Here are some entries. Repeat all of them exactly.

______________________________

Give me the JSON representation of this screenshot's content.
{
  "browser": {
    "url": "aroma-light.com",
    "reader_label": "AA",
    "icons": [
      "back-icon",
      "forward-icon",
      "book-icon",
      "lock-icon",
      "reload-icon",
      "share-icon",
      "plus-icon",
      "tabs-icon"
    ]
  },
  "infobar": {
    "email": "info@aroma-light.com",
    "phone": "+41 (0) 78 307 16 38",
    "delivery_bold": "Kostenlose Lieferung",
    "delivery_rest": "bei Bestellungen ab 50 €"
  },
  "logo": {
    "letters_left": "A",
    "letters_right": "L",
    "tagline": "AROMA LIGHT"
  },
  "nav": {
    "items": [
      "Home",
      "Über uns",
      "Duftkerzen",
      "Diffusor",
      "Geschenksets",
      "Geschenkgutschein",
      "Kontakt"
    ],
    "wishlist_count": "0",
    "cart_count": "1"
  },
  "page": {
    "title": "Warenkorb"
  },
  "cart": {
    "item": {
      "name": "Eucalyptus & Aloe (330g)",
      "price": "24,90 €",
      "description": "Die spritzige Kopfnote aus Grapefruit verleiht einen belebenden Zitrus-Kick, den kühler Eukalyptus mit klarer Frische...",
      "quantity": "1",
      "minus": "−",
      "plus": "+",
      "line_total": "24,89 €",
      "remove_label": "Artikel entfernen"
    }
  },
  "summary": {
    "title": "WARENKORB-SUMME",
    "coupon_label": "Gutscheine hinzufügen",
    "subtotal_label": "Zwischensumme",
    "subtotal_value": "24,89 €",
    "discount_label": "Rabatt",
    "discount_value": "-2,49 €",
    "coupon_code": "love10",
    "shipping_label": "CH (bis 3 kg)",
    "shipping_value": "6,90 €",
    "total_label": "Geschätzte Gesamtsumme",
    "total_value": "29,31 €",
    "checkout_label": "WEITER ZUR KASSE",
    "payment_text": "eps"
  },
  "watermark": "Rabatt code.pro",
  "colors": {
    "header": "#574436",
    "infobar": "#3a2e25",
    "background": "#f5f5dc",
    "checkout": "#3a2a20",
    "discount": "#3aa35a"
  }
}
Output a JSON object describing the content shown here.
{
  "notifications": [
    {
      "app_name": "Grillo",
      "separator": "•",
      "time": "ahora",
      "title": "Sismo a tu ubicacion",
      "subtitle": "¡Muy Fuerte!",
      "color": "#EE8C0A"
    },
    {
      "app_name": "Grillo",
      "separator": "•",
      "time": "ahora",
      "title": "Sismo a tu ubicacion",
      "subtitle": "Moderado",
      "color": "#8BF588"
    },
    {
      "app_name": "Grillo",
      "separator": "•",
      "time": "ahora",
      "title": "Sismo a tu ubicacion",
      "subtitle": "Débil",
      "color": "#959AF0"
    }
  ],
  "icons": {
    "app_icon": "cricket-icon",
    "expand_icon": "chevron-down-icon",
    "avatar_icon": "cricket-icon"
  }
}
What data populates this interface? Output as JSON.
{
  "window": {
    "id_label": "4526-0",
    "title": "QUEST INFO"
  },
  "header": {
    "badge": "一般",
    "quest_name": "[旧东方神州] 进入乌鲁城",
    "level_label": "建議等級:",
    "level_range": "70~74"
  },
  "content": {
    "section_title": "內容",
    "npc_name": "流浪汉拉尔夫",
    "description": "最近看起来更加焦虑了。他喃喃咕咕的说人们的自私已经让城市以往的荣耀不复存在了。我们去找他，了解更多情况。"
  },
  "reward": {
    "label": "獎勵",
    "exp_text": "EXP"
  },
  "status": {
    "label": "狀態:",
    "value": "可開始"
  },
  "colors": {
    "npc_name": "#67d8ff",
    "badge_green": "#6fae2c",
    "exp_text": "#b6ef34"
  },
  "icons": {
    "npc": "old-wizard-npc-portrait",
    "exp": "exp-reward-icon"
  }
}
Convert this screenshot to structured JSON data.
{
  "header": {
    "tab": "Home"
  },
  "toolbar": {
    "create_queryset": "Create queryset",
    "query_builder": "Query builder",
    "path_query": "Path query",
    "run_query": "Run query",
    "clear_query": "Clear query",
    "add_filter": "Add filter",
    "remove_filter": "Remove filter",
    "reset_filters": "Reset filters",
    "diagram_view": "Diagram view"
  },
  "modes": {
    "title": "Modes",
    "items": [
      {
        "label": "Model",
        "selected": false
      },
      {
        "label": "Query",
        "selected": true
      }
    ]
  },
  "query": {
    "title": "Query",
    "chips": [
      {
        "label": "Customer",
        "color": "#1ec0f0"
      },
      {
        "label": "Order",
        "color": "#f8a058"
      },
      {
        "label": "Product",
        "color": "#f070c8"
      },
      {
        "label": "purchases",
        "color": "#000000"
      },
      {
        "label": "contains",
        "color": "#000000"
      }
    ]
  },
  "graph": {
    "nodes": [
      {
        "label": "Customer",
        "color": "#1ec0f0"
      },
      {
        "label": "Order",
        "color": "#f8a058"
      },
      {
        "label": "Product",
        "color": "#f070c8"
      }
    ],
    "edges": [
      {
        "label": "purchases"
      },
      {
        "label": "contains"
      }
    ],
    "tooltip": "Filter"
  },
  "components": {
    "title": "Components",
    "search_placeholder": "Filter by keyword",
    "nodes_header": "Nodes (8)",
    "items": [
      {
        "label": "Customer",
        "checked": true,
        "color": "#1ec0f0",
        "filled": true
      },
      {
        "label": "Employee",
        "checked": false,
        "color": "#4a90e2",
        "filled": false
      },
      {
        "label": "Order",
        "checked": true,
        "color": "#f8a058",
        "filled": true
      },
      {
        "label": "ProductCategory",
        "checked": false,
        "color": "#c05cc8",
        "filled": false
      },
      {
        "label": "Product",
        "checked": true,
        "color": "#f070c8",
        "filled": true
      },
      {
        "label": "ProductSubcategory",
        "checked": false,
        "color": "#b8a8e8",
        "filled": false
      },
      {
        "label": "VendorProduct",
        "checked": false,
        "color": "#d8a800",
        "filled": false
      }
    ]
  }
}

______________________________

Solved problem
Give me the JSON representation of this screenshot's content.
{
  "browser": {
    "url": "aroma-light.com",
    "reader_label": "AA",
    "icons": [
      "back-icon",
      "forward-icon",
      "book-icon",
      "lock-icon",
      "reload-icon",
      "share-icon",
      "plus-icon",
      "tabs-icon"
    ]
  },
  "infobar": {
    "email": "info@aroma-light.com",
    "phone": "+41 (0) 78 307 16 38",
    "delivery_bold": "Kostenlose Lieferung",
    "delivery_rest": "bei Bestellungen ab 50 €"
  },
  "logo": {
    "letters_left": "A",
    "letters_right": "L",
    "tagline": "AROMA LIGHT"
  },
  "nav": {
    "items": [
      "Home",
      "Über uns",
      "Duftkerzen",
      "Diffusor",
      "Geschenksets",
      "Geschenkgutschein",
      "Kontakt"
    ],
    "wishlist_count": "0",
    "cart_count": "1"
  },
  "page": {
    "title": "Warenkorb"
  },
  "cart": {
    "item": {
      "name": "Eucalyptus & Aloe (330g)",
      "price": "24,90 €",
      "description": "Die spritzige Kopfnote aus Grapefruit verleiht einen belebenden Zitrus-Kick, den kühler Eukalyptus mit klarer Frische...",
      "quantity": "1",
      "minus": "−",
      "plus": "+",
      "line_total": "24,89 €",
      "remove_label": "Artikel entfernen"
    }
  },
  "summary": {
    "title": "WARENKORB-SUMME",
    "coupon_label": "Gutscheine hinzufügen",
    "subtotal_label": "Zwischensumme",
    "subtotal_value": "24,89 €",
    "discount_label": "Rabatt",
    "discount_value": "-2,49 €",
    "coupon_code": "love10",
    "shipping_label": "CH (bis 3 kg)",
    "shipping_value": "6,90 €",
    "total_label": "Geschätzte Gesamtsumme",
    "total_value": "29,31 €",
    "checkout_label": "WEITER ZUR KASSE",
    "payment_text": "eps"
  },
  "watermark": "Rabatt code.pro",
  "colors": {
    "header": "#574436",
    "infobar": "#3a2e25",
    "background": "#f5f5dc",
    "checkout": "#3a2a20",
    "discount": "#3aa35a"
  }
}
Output a JSON object describing the content shown here.
{
  "notifications": [
    {
      "app_name": "Grillo",
      "separator": "•",
      "time": "ahora",
      "title": "Sismo a tu ubicacion",
      "subtitle": "¡Muy Fuerte!",
      "color": "#EE8C0A"
    },
    {
      "app_name": "Grillo",
      "separator": "•",
      "time": "ahora",
      "title": "Sismo a tu ubicacion",
      "subtitle": "Moderado",
      "color": "#8BF588"
    },
    {
      "app_name": "Grillo",
      "separator": "•",
      "time": "ahora",
      "title": "Sismo a tu ubicacion",
      "subtitle": "Débil",
      "color": "#959AF0"
    }
  ],
  "icons": {
    "app_icon": "cricket-icon",
    "expand_icon": "chevron-down-icon",
    "avatar_icon": "cricket-icon"
  }
}
What data populates this interface? Output as JSON.
{
  "window": {
    "id_label": "4526-0",
    "title": "QUEST INFO"
  },
  "header": {
    "badge": "一般",
    "quest_name": "[旧东方神州] 进入乌鲁城",
    "level_label": "建議等級:",
    "level_range": "70~74"
  },
  "content": {
    "section_title": "內容",
    "npc_name": "流浪汉拉尔夫",
    "description": "最近看起来更加焦虑了。他喃喃咕咕的说人们的自私已经让城市以往的荣耀不复存在了。我们去找他，了解更多情况。"
  },
  "reward": {
    "label": "獎勵",
    "exp_text": "EXP"
  },
  "status": {
    "label": "狀態:",
    "value": "可開始"
  },
  "colors": {
    "npc_name": "#67d8ff",
    "badge_green": "#6fae2c",
    "exp_text": "#b6ef34"
  },
  "icons": {
    "npc": "old-wizard-npc-portrait",
    "exp": "exp-reward-icon"
  }
}
Convert this screenshot to structured JSON data.
{
  "header": {
    "tab": "Home"
  },
  "toolbar": {
    "create_queryset": "Create queryset",
    "query_builder": "Query builder",
    "path_query": "Path query",
    "run_query": "Run query",
    "clear_query": "Clear query",
    "add_filter": "Add filter",
    "remove_filter": "Remove filter",
    "reset_filters": "Reset filters",
    "diagram_view": "Diagram view"
  },
  "modes": {
    "title": "Modes",
    "items": [
      {
        "label": "Model",
        "selected": false
      },
      {
        "label": "Query",
        "selected": true
      }
    ]
  },
  "query": {
    "title": "Query",
    "chips": [
      {
        "label": "Customer",
        "color": "#1ec0f0"
      },
      {
        "label": "Order",
        "color": "#f8a058"
      },
      {
        "label": "Product",
        "color": "#f070c8"
      },
      {
        "label": "purchases",
        "color": "#000000"
      },
      {
        "label": "contains",
        "color": "#000000"
      }
    ]
  },
  "graph": {
    "nodes": [
      {
        "label": "Customer",
        "color": "#1ec0f0"
      },
      {
        "label": "Order",
        "color": "#f8a058"
      },
      {
        "label": "Product",
        "color": "#f070c8"
      }
    ],
    "edges": [
      {
        "label": "purchases"
      },
      {
        "label": "contains"
      }
    ],
    "tooltip": "Filter"
  },
  "components": {
    "title": "Components",
    "search_placeholder": "Filter by keyword",
    "nodes_header": "Nodes (8)",
    "items": [
      {
        "label": "Customer",
        "checked": true,
        "color": "#1ec0f0",
        "filled": true
      },
      {
        "label": "Employee",
        "checked": false,
        "color": "#4a90e2",
        "filled": false
      },
      {
        "label": "Order",
        "checked": true,
        "color": "#f8a058",
        "filled": true
      },
      {
        "label": "ProductCategory",
        "checked": false,
        "color": "#c05cc8",
        "filled": false
      },
      {
        "label": "Product",
        "checked": true,
        "color": "#f070c8",
        "filled": true
      },
      {
        "label": "ProductSubcategory",
        "checked": false,
        "color": "#b8a8e8",
        "filled": false
      },
      {
        "label": "VendorProduct",
        "checked": false,
        "color": "#d8a800",
        "filled": false
      }
    ]
  }
}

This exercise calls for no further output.